* _PROBLEM TO WORK ON_:
Would you go through the records below and copy each line with the string "Show"?

* _DATA_:
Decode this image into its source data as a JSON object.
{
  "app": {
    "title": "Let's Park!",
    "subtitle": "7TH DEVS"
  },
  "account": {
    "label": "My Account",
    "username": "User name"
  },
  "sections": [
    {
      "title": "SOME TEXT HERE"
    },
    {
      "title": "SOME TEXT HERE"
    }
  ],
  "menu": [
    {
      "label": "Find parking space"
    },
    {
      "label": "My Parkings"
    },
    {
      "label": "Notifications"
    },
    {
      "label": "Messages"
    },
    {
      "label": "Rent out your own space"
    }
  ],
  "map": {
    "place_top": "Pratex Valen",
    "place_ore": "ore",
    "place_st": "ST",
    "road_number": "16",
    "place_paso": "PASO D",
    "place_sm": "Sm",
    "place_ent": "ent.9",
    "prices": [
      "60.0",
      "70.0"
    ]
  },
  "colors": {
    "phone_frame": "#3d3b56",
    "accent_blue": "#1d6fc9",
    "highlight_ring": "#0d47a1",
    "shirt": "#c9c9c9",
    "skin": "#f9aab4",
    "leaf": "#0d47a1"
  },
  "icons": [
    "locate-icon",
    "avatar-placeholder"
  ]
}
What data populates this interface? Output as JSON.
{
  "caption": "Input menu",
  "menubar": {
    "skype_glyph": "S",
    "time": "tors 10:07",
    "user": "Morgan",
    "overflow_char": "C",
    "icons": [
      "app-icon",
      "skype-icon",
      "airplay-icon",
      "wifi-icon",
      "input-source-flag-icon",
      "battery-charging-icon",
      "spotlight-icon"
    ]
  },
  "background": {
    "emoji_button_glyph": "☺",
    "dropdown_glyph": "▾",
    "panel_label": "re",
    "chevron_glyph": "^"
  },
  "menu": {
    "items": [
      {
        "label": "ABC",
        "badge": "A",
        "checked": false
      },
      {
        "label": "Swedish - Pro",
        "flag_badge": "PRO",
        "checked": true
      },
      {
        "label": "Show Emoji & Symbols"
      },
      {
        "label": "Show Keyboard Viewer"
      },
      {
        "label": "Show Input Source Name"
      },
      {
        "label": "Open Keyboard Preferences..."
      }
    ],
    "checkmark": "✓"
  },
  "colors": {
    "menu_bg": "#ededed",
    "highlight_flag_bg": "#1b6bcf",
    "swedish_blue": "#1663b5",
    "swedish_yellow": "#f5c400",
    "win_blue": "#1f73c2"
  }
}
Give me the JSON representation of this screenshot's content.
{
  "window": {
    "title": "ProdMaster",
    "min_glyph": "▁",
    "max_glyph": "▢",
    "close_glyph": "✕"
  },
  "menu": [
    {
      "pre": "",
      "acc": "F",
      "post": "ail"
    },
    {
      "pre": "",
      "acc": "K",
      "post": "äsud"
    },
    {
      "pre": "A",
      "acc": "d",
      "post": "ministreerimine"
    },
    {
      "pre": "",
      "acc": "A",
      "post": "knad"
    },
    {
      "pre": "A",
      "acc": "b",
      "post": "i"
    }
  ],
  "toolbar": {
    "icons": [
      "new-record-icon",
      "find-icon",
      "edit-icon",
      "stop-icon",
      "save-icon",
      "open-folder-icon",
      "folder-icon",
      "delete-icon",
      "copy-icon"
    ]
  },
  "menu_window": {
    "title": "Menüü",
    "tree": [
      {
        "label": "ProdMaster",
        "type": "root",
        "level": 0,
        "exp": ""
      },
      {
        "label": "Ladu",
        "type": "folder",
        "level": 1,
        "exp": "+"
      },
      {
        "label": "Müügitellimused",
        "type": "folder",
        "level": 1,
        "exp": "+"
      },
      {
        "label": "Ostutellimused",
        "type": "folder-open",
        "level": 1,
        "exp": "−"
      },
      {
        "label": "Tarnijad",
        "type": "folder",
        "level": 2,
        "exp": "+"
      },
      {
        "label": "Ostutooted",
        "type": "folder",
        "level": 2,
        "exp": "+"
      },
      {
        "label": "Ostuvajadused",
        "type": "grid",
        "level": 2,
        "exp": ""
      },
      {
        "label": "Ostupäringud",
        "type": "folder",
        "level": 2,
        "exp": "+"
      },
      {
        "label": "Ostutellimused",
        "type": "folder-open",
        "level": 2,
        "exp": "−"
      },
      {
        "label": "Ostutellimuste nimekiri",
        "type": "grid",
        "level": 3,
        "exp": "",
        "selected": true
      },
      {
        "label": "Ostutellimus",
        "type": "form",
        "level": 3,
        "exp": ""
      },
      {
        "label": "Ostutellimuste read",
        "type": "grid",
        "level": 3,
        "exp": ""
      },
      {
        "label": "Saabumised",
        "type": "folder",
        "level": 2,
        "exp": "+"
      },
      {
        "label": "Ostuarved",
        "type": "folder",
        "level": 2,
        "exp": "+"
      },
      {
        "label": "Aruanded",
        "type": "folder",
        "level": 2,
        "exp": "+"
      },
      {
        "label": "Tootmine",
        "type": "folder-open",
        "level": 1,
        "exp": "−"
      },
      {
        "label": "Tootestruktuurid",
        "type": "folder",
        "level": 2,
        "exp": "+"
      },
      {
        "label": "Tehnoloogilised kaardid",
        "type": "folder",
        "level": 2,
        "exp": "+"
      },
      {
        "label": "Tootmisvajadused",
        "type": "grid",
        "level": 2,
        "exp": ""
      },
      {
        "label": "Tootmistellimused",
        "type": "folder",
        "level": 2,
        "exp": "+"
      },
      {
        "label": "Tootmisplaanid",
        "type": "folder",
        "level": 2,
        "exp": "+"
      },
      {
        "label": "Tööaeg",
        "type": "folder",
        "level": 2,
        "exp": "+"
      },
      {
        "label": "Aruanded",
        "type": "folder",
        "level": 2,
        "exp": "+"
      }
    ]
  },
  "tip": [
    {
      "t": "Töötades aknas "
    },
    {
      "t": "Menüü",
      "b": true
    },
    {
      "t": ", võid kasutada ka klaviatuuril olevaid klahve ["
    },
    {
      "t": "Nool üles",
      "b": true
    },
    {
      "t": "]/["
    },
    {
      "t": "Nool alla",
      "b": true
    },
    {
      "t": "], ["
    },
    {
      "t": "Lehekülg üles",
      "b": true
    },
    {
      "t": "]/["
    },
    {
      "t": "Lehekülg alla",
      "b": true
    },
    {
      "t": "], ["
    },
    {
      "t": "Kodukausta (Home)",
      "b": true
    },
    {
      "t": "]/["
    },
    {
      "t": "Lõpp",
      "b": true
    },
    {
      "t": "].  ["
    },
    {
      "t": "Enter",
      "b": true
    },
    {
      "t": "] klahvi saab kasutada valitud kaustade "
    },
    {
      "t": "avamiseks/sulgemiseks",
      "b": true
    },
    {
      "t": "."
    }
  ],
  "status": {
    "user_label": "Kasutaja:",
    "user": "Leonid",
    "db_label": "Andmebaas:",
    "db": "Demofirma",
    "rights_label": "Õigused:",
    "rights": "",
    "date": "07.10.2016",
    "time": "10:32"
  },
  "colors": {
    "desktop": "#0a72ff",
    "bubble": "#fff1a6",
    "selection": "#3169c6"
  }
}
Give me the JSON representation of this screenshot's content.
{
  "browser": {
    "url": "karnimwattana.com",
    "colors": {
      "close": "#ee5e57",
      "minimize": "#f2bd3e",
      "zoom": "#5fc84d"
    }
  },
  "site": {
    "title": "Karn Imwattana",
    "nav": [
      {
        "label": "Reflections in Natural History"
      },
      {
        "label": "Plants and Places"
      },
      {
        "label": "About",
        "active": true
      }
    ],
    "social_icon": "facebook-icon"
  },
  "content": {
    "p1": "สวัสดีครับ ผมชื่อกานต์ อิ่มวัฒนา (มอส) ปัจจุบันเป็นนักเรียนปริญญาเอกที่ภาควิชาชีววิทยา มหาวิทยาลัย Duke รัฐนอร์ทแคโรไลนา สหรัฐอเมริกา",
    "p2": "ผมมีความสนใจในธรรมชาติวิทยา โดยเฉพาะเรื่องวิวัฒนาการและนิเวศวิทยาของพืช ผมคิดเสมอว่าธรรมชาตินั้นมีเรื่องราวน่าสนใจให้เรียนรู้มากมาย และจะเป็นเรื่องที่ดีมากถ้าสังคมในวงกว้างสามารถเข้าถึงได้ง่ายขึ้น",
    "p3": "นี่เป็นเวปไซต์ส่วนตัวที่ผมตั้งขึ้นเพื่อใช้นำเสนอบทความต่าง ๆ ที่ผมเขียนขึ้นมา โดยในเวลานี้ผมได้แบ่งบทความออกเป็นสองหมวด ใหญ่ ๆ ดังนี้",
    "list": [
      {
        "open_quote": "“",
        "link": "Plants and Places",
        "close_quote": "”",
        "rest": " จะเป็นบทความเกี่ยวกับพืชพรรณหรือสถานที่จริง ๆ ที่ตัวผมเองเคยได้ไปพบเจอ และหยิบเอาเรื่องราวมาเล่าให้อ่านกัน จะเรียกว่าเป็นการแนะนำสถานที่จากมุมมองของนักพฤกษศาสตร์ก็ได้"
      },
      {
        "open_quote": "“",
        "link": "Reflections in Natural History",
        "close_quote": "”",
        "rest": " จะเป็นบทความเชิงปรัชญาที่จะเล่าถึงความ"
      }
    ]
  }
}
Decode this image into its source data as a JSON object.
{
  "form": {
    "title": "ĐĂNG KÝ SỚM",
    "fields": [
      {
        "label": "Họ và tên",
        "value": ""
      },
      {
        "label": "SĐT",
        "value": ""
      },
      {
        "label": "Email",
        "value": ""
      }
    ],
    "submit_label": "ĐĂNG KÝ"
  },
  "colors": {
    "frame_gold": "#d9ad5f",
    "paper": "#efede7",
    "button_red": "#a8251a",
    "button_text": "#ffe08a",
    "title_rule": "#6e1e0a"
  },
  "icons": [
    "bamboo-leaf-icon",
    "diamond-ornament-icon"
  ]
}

* _EXPECTED ANSWER_:
        "label": "Show Emoji & Symbols"
        "label": "Show Keyboard Viewer"
        "label": "Show Input Source Name"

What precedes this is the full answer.